Be sure to hit up the local pharmacies as well which have billboards outside with prices of many common drugs they sell, both prescription and over-the-counter. The prices are just amazing and you don’t need to have your prescriptions with you though you will need to know your required dosages (10mg, 100mg, etc.). There are some limitations on what you can bring back to the USA though I saw no one having any issues with that. Shop around for the best deal. While most prices are very similar between shops, I did find one of my meds priced at $3 more between shops. Prilosec for stomach acid seems to be a biggie down there. $22-$27 for 42 currently in the states while across the border it is $3 for 120. Huge difference! Yes, they are selling the generic for it but that is usually fine for most folks. They also sell plenty of Viagra, antibiotics, high blood pressure medication, cholesterol medication, Prozac, and much more.
My friend and I decided to hit up the local beauty salon for haircuts. They did excellent work at half the price. Mine did not speak English well but she had no problem understanding what I wanted.
Since we had to stay to wait for my glasses, we decided to try lunch there. We found a lovely patio in a courtyard. The food was excellent and not too spicy at all not to mention fresh. American music was provided by a singer-guitarist. It did take a while for the food to arrive but we were not in a fast-food joint. Meanwhile, plenty of roving vendors came by the table to show us their wares.
We found sitting in the plaza on the benches in the warm sunlight very enjoyable. It was nice to sit down and watch the rest of the happy shoppers go by. We watched the talented artists creating the most lovely works in front of us. I heard that some folks bring their satellite dishes down there to get those pretty paintings done on them and we saw someone with a huge saw blade come down to have it painted for a decoration over their home door. They offered to paint my cane. I would have taken them up on that if I had my other cane with me.
Mexico is also a great place for cheap booze. Watch the limits on what you can bring back but many folks do make a point of buying some to take home. One poor fellow was swinging his bag about while waiting to leave and smashed his bottle on a cement bench. I suspect that happens a lot while standing in line to leave.

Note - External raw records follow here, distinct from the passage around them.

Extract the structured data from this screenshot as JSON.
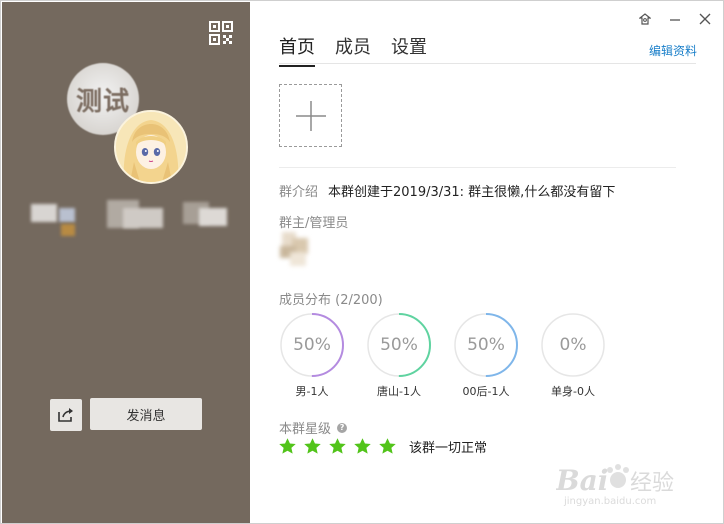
{
  "window": {
    "controls": [
      "skin-icon",
      "minimize-icon",
      "close-icon"
    ]
  },
  "left": {
    "avatar_text": "测试",
    "send_message_label": "发消息"
  },
  "tabs": [
    {
      "label": "首页",
      "active": true
    },
    {
      "label": "成员",
      "active": false
    },
    {
      "label": "设置",
      "active": false
    }
  ],
  "edit_profile_label": "编辑资料",
  "intro": {
    "label": "群介绍",
    "text": "本群创建于2019/3/31: 群主很懒,什么都没有留下"
  },
  "admins_label": "群主/管理员",
  "distribution": {
    "label": "成员分布 (2/200)",
    "items": [
      {
        "pct_text": "50%",
        "caption": "男-1人",
        "value": 0.5,
        "color": "#b48be0"
      },
      {
        "pct_text": "50%",
        "caption": "唐山-1人",
        "value": 0.5,
        "color": "#5fd3a0"
      },
      {
        "pct_text": "50%",
        "caption": "00后-1人",
        "value": 0.5,
        "color": "#7fb6ea"
      },
      {
        "pct_text": "0%",
        "caption": "单身-0人",
        "value": 0,
        "color": "#e0e0e0"
      }
    ]
  },
  "level": {
    "label": "本群星级",
    "stars": 5,
    "text": "该群一切正常",
    "star_color": "#52c41a"
  },
  "watermark": {
    "title": "Baidu经验",
    "subtitle": "jingyan.baidu.com"
  }
}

When it came time to leave, we piled into line with hundreds of others. Going back, you must go through customs so it can take a while. We found the line while very long, moved very quick so we were out within an hour and had a nice chat with folks around us. Some folks stood around waiting for a Pedi cab which was taking 3 at a time for $5 across by bike right to their cars. Customs will want to see your passport and check your bags. They just want to know what you are bringing back so go ahead and tell them. They may want to know what each medication is for if they are not already familiar with the names.

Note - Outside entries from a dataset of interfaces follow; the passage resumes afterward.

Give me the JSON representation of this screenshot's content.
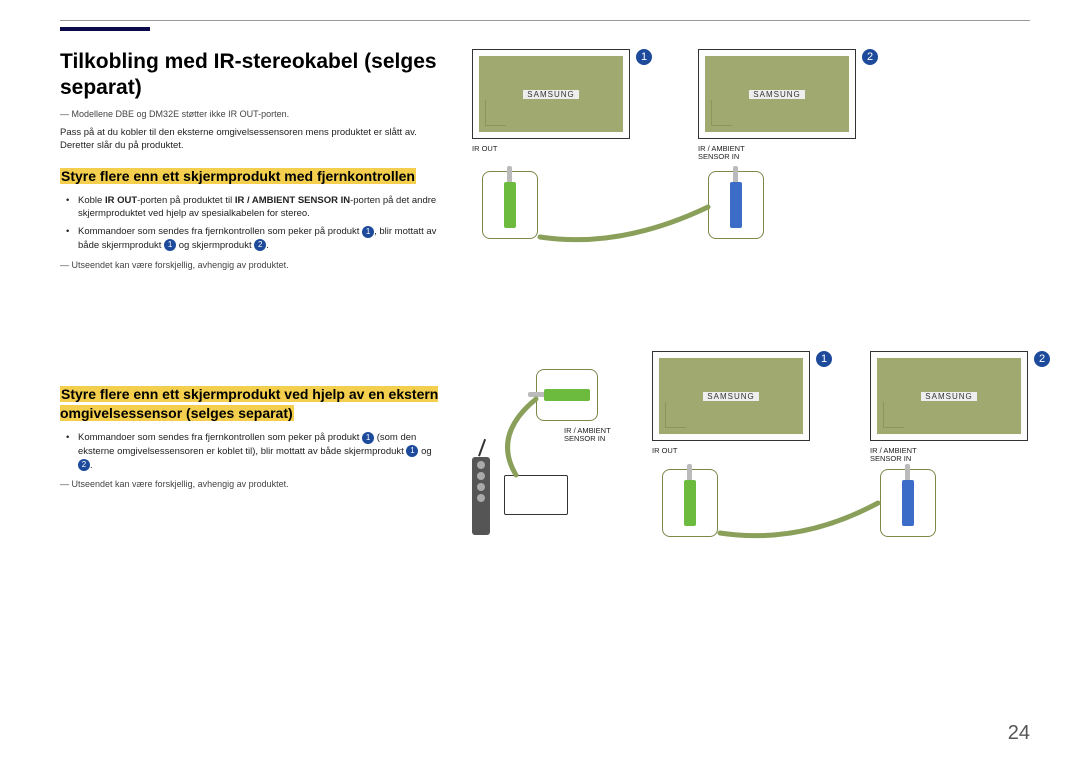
{
  "title": "Tilkobling med IR-stereokabel (selges separat)",
  "notes": {
    "modelNote": "Modellene DBE og DM32E støtter ikke IR OUT-porten.",
    "connectText": "Pass på at du kobler til den eksterne omgivelsessensoren mens produktet er slått av. Deretter slår du på produktet."
  },
  "section1": {
    "heading": "Styre flere enn ett skjermprodukt med fjernkontrollen",
    "bullet1_pre": "Koble ",
    "bullet1_bold1": "IR OUT",
    "bullet1_mid": "-porten på produktet til ",
    "bullet1_bold2": "IR / AMBIENT SENSOR IN",
    "bullet1_post": "-porten på det andre skjermproduktet ved hjelp av spesialkabelen for stereo.",
    "bullet2_pre": "Kommandoer som sendes fra fjernkontrollen som peker på produkt ",
    "bullet2_mid": ", blir mottatt av både skjermprodukt ",
    "bullet2_and": " og skjermprodukt ",
    "bullet2_end": ".",
    "appearanceNote": "Utseendet kan være forskjellig, avhengig av produktet."
  },
  "section2": {
    "heading": "Styre flere enn ett skjermprodukt ved hjelp av en ekstern omgivelsessensor (selges separat)",
    "bullet1_pre": "Kommandoer som sendes fra fjernkontrollen som peker på produkt ",
    "bullet1_mid": " (som den eksterne omgivelsessensoren er koblet til), blir mottatt av både skjermprodukt ",
    "bullet1_and": " og ",
    "bullet1_end": ".",
    "appearanceNote": "Utseendet kan være forskjellig, avhengig av produktet."
  },
  "labels": {
    "samsung": "SAMSUNG",
    "irOut": "IR OUT",
    "irAmbient": "IR / AMBIENT SENSOR IN"
  },
  "badges": {
    "one": "1",
    "two": "2"
  },
  "pageNumber": "24"
}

All in all, we had a wonderful day in Mexico. The people were very friendly, the bargains were great, and the experience was well worth it. I will definitely go again next winter when I’m back this way again and I now understand why so many RVers are heading south of the border. See you there!